Born of that era, Star Trek contains the same personality split that modern liberalism in general does, constantly trying to side with the marginalized and with impoverished, indigenous locals yet also with the tidy, uniform-wearing regulators sitting back at the shining, modernist headquarters and lecturing (or when necessary stunning) dissenters.
J.J. Abrams, head producer of years of recent Trek material, can’t resolve this tension simply by making Trek look so shiny, explosion-filled, dangerous, and fast-paced that we’re lulled for a few minutes at a time into thinking it’s Star Wars, a franchise in which the imperial-vs.-rebel battlelines are far more clearly and decisively drawn (more about that franchise’s own problems next week, though).
If you fill your core cast of characters with true-believing Federation officers but then have them periodically fight the Federation itself to maintain the officers’ “underdog” cred, you increasingly end up with a muddle that is, so to speak, the worst of both worlds. Neither home base nor nomadic travel seems welcoming anymore, whereas both were once inspiring in this franchise.
At least on TV, the tension between tolerance and authority—and the similar tension between techno-optimism and the dangers of dystopia—could be explored with some gentle, multi-season nuance (even if the anti-Federation separatists called the Maquis got short shrift plot-wise on Deep Space Nine). Harder to cram all that into one big, shiny, crowd-pleasing, slightly dumb, mega-budget movie every four years or so. Star Trek: Insurrection was sort of a transitional work: more cerebral than the Abrams era to come but often described as feeling a bit like an overlong episode of Next Generation inappropriately projected onto the big screen. Not enough bang for your cinema-going buck.
As for the man who played Capt. Kirk but has been criminally underused by the Trek franchise in recent decades, William Shatner, he embodies some of the same tensions as Trek itself, always acting as a booster for big science and recently flying to the edge of space at 90 but also glumly pronouncing doom for our high-tech, industrial, polluting civilization afterwards.
Lately, one minute he’s denouncing the sorts of control freaks who want to censor speech and the Net, the next he’s proclaiming that “everyone is going to die” unless we appoint England’s King Charles global eco-dictator to bring industrial humanity to heel, as if English aristocrats have ever needed much encouragement to think monstrous things like that about the carbon-spewing commoners.

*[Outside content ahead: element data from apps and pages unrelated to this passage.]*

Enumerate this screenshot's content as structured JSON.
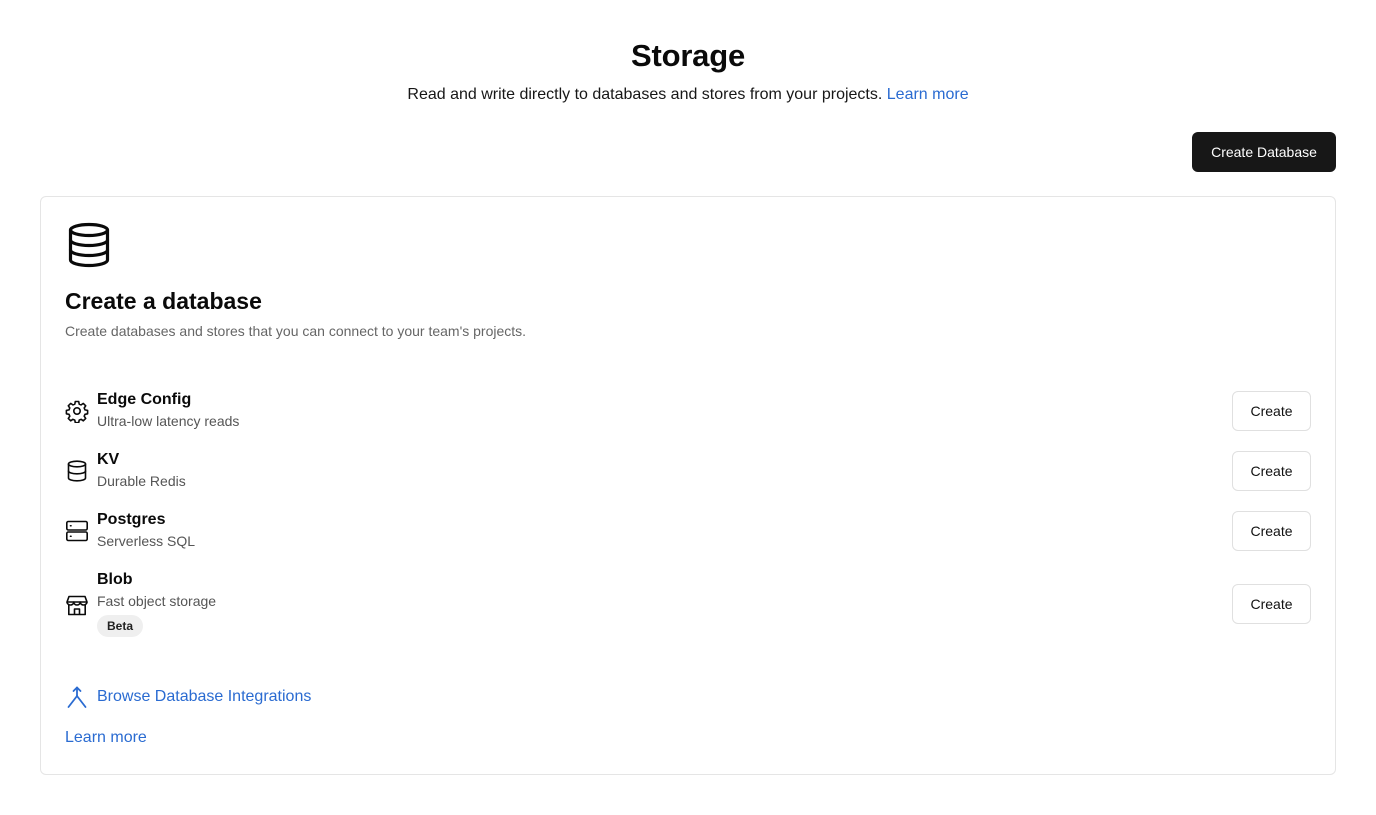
{
  "header": {
    "title": "Storage",
    "subtitle": "Read and write directly to databases and stores from your projects.",
    "learn_more": "Learn more"
  },
  "toolbar": {
    "create_database_label": "Create Database"
  },
  "card": {
    "icon": "database-icon",
    "title": "Create a database",
    "description": "Create databases and stores that you can connect to your team's projects.",
    "items": [
      {
        "icon": "gear-icon",
        "name": "Edge Config",
        "subtitle": "Ultra-low latency reads",
        "button": "Create"
      },
      {
        "icon": "database-icon",
        "name": "KV",
        "subtitle": "Durable Redis",
        "button": "Create"
      },
      {
        "icon": "server-icon",
        "name": "Postgres",
        "subtitle": "Serverless SQL",
        "button": "Create"
      },
      {
        "icon": "store-icon",
        "name": "Blob",
        "subtitle": "Fast object storage",
        "badge": "Beta",
        "button": "Create"
      }
    ],
    "browse_label": "Browse Database Integrations",
    "browse_icon": "merge-icon",
    "learn_more": "Learn more"
  },
  "colors": {
    "link": "#2a6bd1",
    "primary_button": "#171717"
  }
}
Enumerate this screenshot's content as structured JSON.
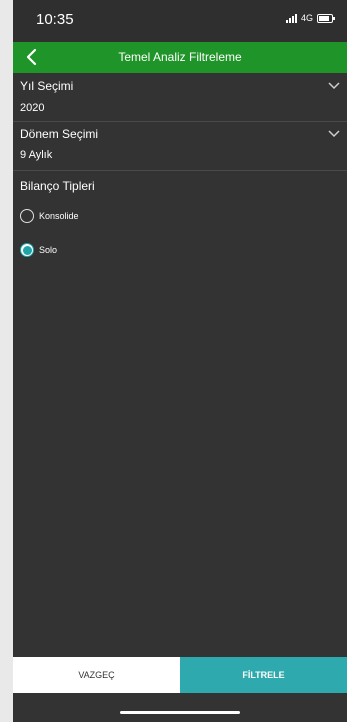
{
  "status_bar": {
    "time": "10:35",
    "network": "4G"
  },
  "header": {
    "title": "Temel Analiz Filtreleme"
  },
  "year": {
    "label": "Yıl Seçimi",
    "value": "2020"
  },
  "period": {
    "label": "Dönem Seçimi",
    "value": "9 Aylık"
  },
  "balance": {
    "label": "Bilanço Tipleri",
    "options": [
      {
        "label": "Konsolide",
        "selected": false
      },
      {
        "label": "Solo",
        "selected": true
      }
    ]
  },
  "actions": {
    "cancel": "VAZGEÇ",
    "filter": "FİLTRELE"
  },
  "colors": {
    "header": "#1f9428",
    "accent": "#2ea9ae",
    "background": "#333333"
  }
}
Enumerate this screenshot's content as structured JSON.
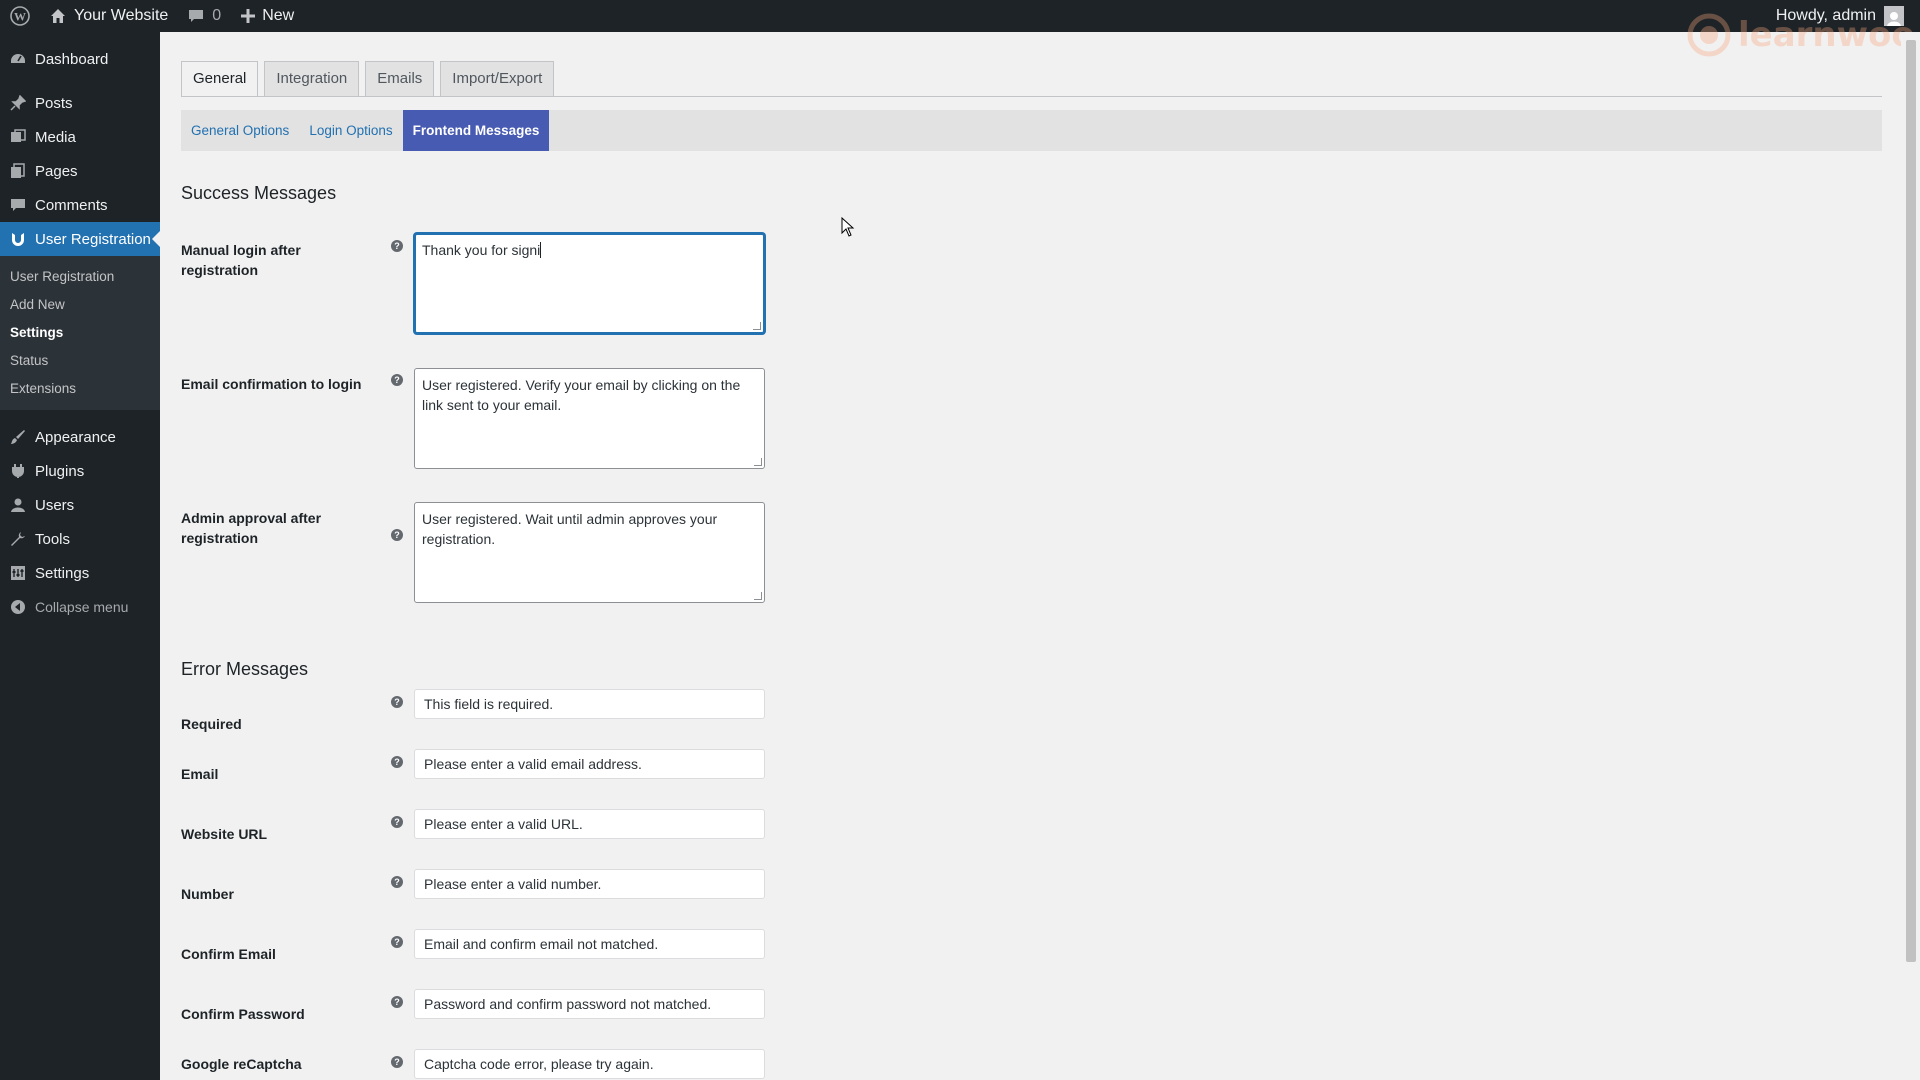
{
  "adminbar": {
    "site_name": "Your Website",
    "comments_count": "0",
    "new_label": "New",
    "howdy": "Howdy, admin"
  },
  "sidebar": {
    "items": [
      {
        "label": "Dashboard",
        "icon": "dashboard-icon"
      },
      {
        "label": "Posts",
        "icon": "pin-icon"
      },
      {
        "label": "Media",
        "icon": "media-icon"
      },
      {
        "label": "Pages",
        "icon": "pages-icon"
      },
      {
        "label": "Comments",
        "icon": "comment-icon"
      },
      {
        "label": "User Registration",
        "icon": "user-registration-icon"
      }
    ],
    "submenu": [
      "User Registration",
      "Add New",
      "Settings",
      "Status",
      "Extensions"
    ],
    "items2": [
      {
        "label": "Appearance",
        "icon": "brush-icon"
      },
      {
        "label": "Plugins",
        "icon": "plug-icon"
      },
      {
        "label": "Users",
        "icon": "users-icon"
      },
      {
        "label": "Tools",
        "icon": "wrench-icon"
      },
      {
        "label": "Settings",
        "icon": "settings-icon"
      }
    ],
    "collapse": "Collapse menu"
  },
  "tabs": [
    "General",
    "Integration",
    "Emails",
    "Import/Export"
  ],
  "subtabs": [
    "General Options",
    "Login Options",
    "Frontend Messages"
  ],
  "success": {
    "title": "Success Messages",
    "fields": [
      {
        "label": "Manual login after registration",
        "value": "Thank you for signi"
      },
      {
        "label": "Email confirmation to login",
        "value": "User registered. Verify your email by clicking on the link sent to your email."
      },
      {
        "label": "Admin approval after registration",
        "value": "User registered. Wait until admin approves your registration."
      }
    ]
  },
  "error": {
    "title": "Error Messages",
    "fields": [
      {
        "label": "Required",
        "value": "This field is required."
      },
      {
        "label": "Email",
        "value": "Please enter a valid email address."
      },
      {
        "label": "Website URL",
        "value": "Please enter a valid URL."
      },
      {
        "label": "Number",
        "value": "Please enter a valid number."
      },
      {
        "label": "Confirm Email",
        "value": "Email and confirm email not matched."
      },
      {
        "label": "Confirm Password",
        "value": "Password and confirm password not matched."
      },
      {
        "label": "Google reCaptcha",
        "value": "Captcha code error, please try again."
      }
    ]
  },
  "help_glyph": "?",
  "watermark": "learnwoo",
  "colors": {
    "accent": "#2271b1",
    "active_subtab": "#475bb2",
    "adminbar": "#1d2327"
  }
}
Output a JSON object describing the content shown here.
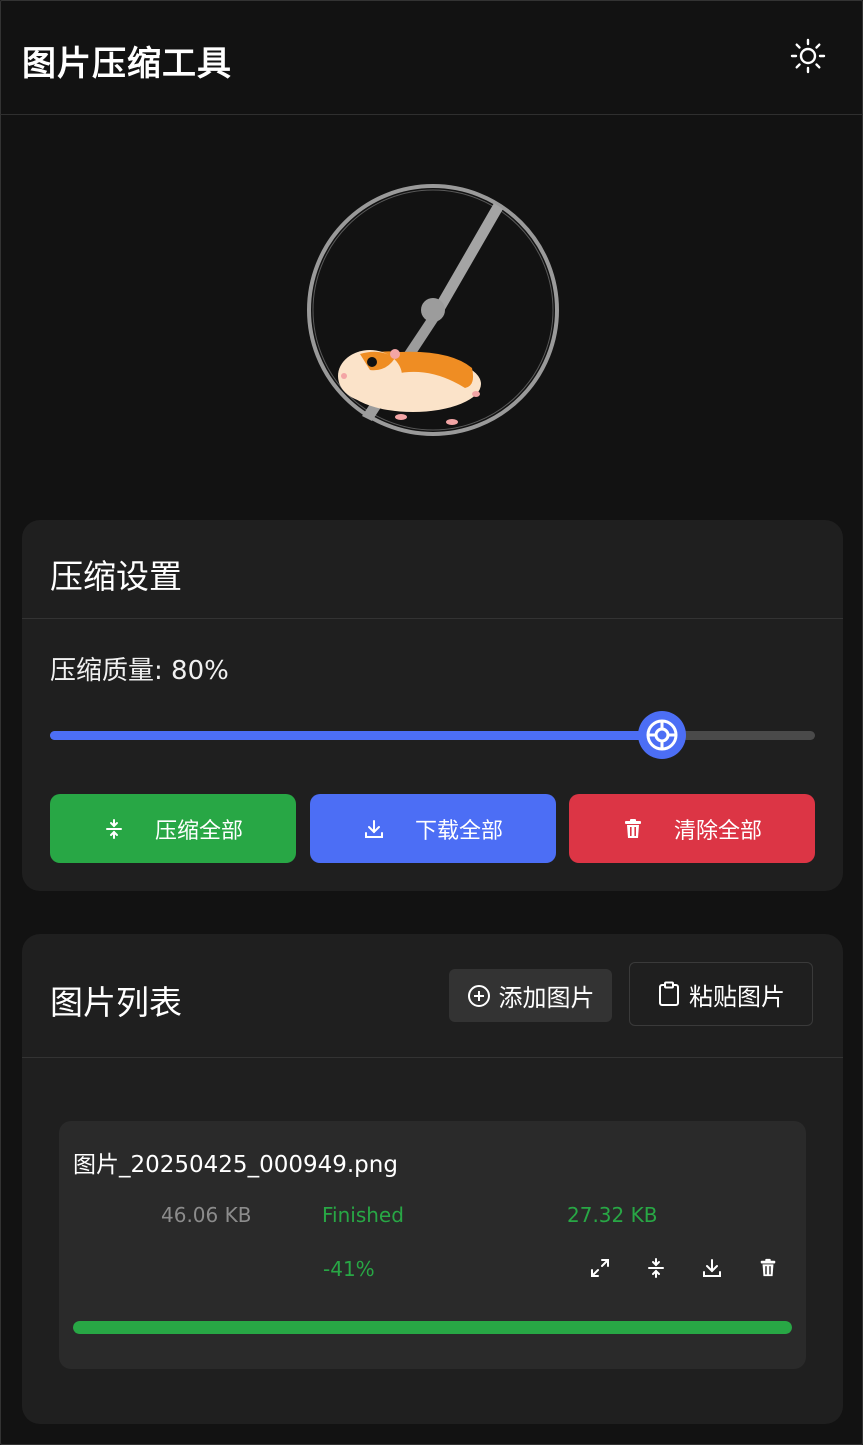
{
  "header": {
    "title": "图片压缩工具",
    "theme_icon": "sun-icon"
  },
  "settings": {
    "title": "压缩设置",
    "quality_label": "压缩质量: 80%",
    "quality_value": 80,
    "buttons": {
      "compress_all": "压缩全部",
      "download_all": "下载全部",
      "clear_all": "清除全部"
    }
  },
  "image_list": {
    "title": "图片列表",
    "add_label": "添加图片",
    "paste_label": "粘贴图片",
    "items": [
      {
        "name": "图片_20250425_000949.png",
        "original_size": "46.06 KB",
        "status": "Finished",
        "compressed_size": "27.32 KB",
        "reduction": "-41%",
        "progress": 100
      }
    ]
  },
  "colors": {
    "accent": "#4c6ef5",
    "success": "#28a745",
    "danger": "#dc3545",
    "background": "#121212",
    "card": "#1f1f1f"
  }
}
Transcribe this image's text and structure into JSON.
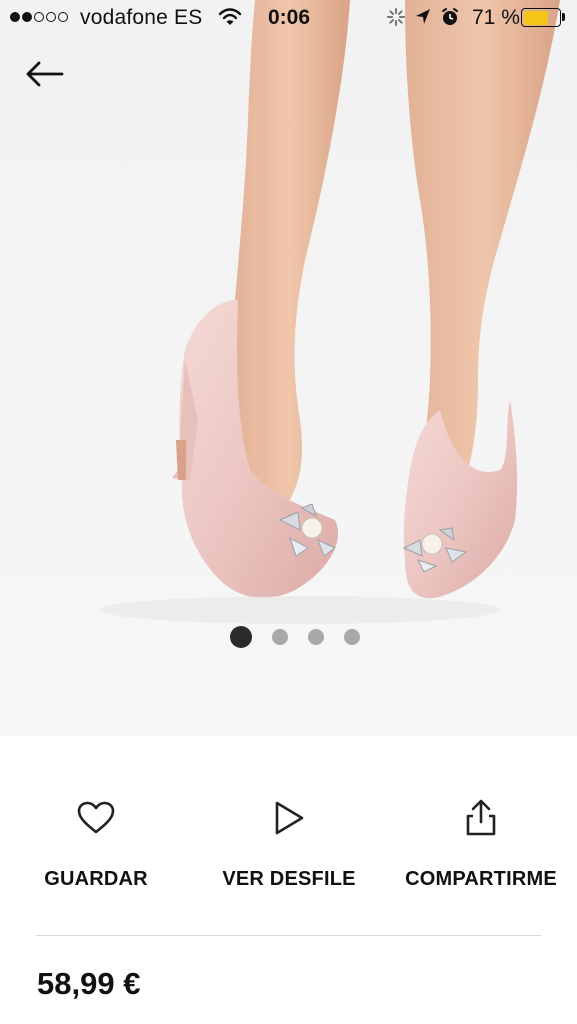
{
  "status_bar": {
    "carrier": "vodafone ES",
    "time": "0:06",
    "battery_percent": "71 %",
    "battery_level": 0.71,
    "signal_bars_filled": 2,
    "signal_bars_total": 5,
    "battery_color": "#f5c518"
  },
  "product": {
    "image_pages": 4,
    "active_page": 1
  },
  "actions": {
    "save_label": "GUARDAR",
    "runway_label": "VER DESFILE",
    "share_label": "COMPARTIRME"
  },
  "price": "58,99 €",
  "icons": {
    "back": "arrow-left-icon",
    "save": "heart-icon",
    "runway": "play-icon",
    "share": "share-icon"
  }
}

If Shatner is really worried about the downsides of tech now, maybe instead of encouraging haughty rulers like Charles to exert more authority, he should worry about things like, say, whether the governments of the world are already filling the atmosphere with high-tech, UFO-like, aerogel “vacuum balloons” that bounce around at high speeds and near-zero resistance, like void-bubbles in currents of our air, festooned with tiny cameras that turn the whole surface of the Earth into a sporadically yet thoroughly mapped—and A.I.-diagrammed—surveillance terrarium.
May the Gene Roddenberrys—or for that matter Norman Lears—of the future spend more time wrestling with the question of how to defeat centralized power, as they did in some of their best works, and less time dreaming of using centralized power to monitor and improve all of us. Reformers should be on the side of the unruly, untamed masses covering the planet’s surface, even when centralized power has fast ships, tall buildings, and shiny monuments the rural bumpkins scarcely comprehend.